It can be hard sometimes to reconcile the different tastes of your band — you might want to play nothing but elaborate guitar riffs while your drummer may have an unhealthy obsession with jazz.
Other band members might be moving towards using more electronica or dance samples, even over your concerns. It can become difficult to write songs and get work done on stage when a band’s moving in different directions.
How, then, might you try to blend your band’s varying tastes?
Talk About It
First, create the time to talk about musical problems, and see whether they can be resolved; it may be the case that a band member has had a long harboured interest in one particular genre or style, and thinks that it would work well in a set. Think about how strengths can be improved through diversity, rather than just refusing to entertain the idea that a new musical direction might be a good thing.
Try Experimenting with Different Styles
It’s worth having a go at playing different styles, or even combining them into what you’re already playing – blues and rock guitar gives you a lot of scope to experiment, while adding in some acoustic or classical pieces may not mean having to drastically overhaul your style.

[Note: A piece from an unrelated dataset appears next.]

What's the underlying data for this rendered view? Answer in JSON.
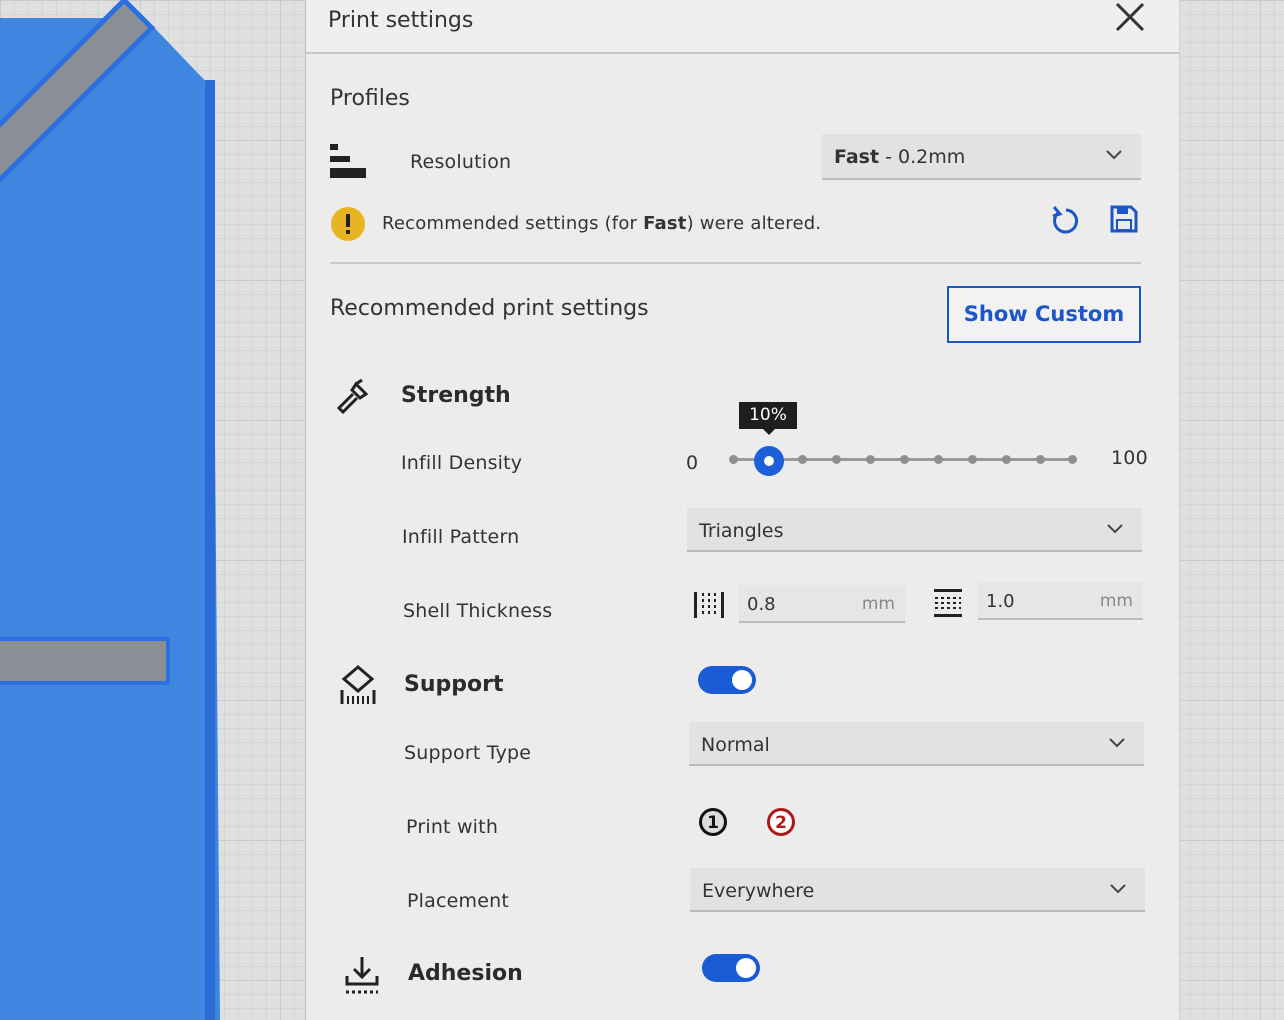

At the same time, you can try to find a way of allowing a band member to indulge in their jazz obsession, which is admittedly harder to get working around other styles.
Try Things Out Live
Often the best way to see whether an audience will respond to different musical styles, playing live will be the acid test as to whether something can be incorporated into your act. See whether playing a new version of a song will work for you, and whether or not it’s something that upsets the style of the rest of the music that you’re playing; a negative audience reaction might be an indicator that a new musical direction isn’t right for the band.
Make the Most of Your Differences
Try to work together to make the most of your differences; look at other bands and performers to get a sense of how musicians can reinvent themselves in productive ways. David Bowie is one example of this. See what works, and see what kind of common interests you have across music. It’s unlikely that an established band is completely on different pages from each other, so attempt to find some kind of compromise.
Try Other Collaborations
Your band members may have friends that can help you to try out new musical styles – this may be as simple as adding in a piano or another instrument, or putting in samples. Again, the most important thing to focus on is keeping an open mind, as well as recognizing when things don’t click when rehearsing or playing live. Collaborations can also be a particularly effective way of freshening things up for other band members.
Sometimes creative differences can’t be overcome, so accept defeat when it is a problem; in some cases, it can be much better for a band member to move onto another project that they’re more interested in. Not letting this happen can make it harder to maintain focus within a band, and can mean that musical differences can quickly become personal if they’re not dealt with in a responsible way.
Punk rock band member Rob thinks everyone should learn to play the electric guitar and create new styles of music. He can be found blogging about the challenges that musicians face today from forming a band to signing your first contract.